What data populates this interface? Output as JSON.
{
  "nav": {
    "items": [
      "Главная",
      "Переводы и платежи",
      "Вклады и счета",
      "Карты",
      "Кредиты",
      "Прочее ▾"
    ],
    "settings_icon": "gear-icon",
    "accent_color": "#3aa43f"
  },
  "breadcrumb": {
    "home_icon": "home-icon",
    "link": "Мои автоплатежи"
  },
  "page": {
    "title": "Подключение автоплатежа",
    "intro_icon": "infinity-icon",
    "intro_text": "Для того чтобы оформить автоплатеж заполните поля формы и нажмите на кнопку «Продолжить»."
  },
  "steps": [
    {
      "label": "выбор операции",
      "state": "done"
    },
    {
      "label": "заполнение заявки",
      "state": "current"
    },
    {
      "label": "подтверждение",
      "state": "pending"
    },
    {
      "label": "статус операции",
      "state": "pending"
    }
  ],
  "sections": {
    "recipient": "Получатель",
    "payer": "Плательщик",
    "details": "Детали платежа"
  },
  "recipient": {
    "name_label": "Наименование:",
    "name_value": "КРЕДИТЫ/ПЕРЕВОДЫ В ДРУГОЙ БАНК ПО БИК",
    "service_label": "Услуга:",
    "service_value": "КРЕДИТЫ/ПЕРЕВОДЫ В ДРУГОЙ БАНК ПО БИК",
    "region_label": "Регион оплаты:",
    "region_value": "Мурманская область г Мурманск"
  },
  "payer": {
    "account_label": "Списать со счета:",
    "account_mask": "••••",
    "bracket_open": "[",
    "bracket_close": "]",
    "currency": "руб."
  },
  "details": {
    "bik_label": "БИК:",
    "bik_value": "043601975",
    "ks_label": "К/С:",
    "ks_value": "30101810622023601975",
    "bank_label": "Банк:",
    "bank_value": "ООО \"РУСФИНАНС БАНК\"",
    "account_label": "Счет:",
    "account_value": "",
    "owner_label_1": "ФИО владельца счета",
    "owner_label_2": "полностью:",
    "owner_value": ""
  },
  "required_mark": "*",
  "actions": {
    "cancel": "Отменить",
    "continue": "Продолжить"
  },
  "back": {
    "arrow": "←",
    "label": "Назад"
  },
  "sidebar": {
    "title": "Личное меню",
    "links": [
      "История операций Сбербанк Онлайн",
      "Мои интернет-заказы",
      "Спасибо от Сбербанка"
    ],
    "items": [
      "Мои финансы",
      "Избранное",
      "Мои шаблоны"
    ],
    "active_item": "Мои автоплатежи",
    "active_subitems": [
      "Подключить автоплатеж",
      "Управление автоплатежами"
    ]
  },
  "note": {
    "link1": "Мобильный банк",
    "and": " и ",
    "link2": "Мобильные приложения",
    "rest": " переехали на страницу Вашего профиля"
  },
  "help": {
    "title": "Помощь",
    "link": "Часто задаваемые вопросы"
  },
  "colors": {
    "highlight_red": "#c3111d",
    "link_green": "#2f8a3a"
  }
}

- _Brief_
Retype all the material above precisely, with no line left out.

- _Solution_
What data populates this interface? Output as JSON.
{
  "nav": {
    "items": [
      "Главная",
      "Переводы и платежи",
      "Вклады и счета",
      "Карты",
      "Кредиты",
      "Прочее ▾"
    ],
    "settings_icon": "gear-icon",
    "accent_color": "#3aa43f"
  },
  "breadcrumb": {
    "home_icon": "home-icon",
    "link": "Мои автоплатежи"
  },
  "page": {
    "title": "Подключение автоплатежа",
    "intro_icon": "infinity-icon",
    "intro_text": "Для того чтобы оформить автоплатеж заполните поля формы и нажмите на кнопку «Продолжить»."
  },
  "steps": [
    {
      "label": "выбор операции",
      "state": "done"
    },
    {
      "label": "заполнение заявки",
      "state": "current"
    },
    {
      "label": "подтверждение",
      "state": "pending"
    },
    {
      "label": "статус операции",
      "state": "pending"
    }
  ],
  "sections": {
    "recipient": "Получатель",
    "payer": "Плательщик",
    "details": "Детали платежа"
  },
  "recipient": {
    "name_label": "Наименование:",
    "name_value": "КРЕДИТЫ/ПЕРЕВОДЫ В ДРУГОЙ БАНК ПО БИК",
    "service_label": "Услуга:",
    "service_value": "КРЕДИТЫ/ПЕРЕВОДЫ В ДРУГОЙ БАНК ПО БИК",
    "region_label": "Регион оплаты:",
    "region_value": "Мурманская область г Мурманск"
  },
  "payer": {
    "account_label": "Списать со счета:",
    "account_mask": "••••",
    "bracket_open": "[",
    "bracket_close": "]",
    "currency": "руб."
  },
  "details": {
    "bik_label": "БИК:",
    "bik_value": "043601975",
    "ks_label": "К/С:",
    "ks_value": "30101810622023601975",
    "bank_label": "Банк:",
    "bank_value": "ООО \"РУСФИНАНС БАНК\"",
    "account_label": "Счет:",
    "account_value": "",
    "owner_label_1": "ФИО владельца счета",
    "owner_label_2": "полностью:",
    "owner_value": ""
  },
  "required_mark": "*",
  "actions": {
    "cancel": "Отменить",
    "continue": "Продолжить"
  },
  "back": {
    "arrow": "←",
    "label": "Назад"
  },
  "sidebar": {
    "title": "Личное меню",
    "links": [
      "История операций Сбербанк Онлайн",
      "Мои интернет-заказы",
      "Спасибо от Сбербанка"
    ],
    "items": [
      "Мои финансы",
      "Избранное",
      "Мои шаблоны"
    ],
    "active_item": "Мои автоплатежи",
    "active_subitems": [
      "Подключить автоплатеж",
      "Управление автоплатежами"
    ]
  },
  "note": {
    "link1": "Мобильный банк",
    "and": " и ",
    "link2": "Мобильные приложения",
    "rest": " переехали на страницу Вашего профиля"
  },
  "help": {
    "title": "Помощь",
    "link": "Часто задаваемые вопросы"
  },
  "colors": {
    "highlight_red": "#c3111d",
    "link_green": "#2f8a3a"
  }
}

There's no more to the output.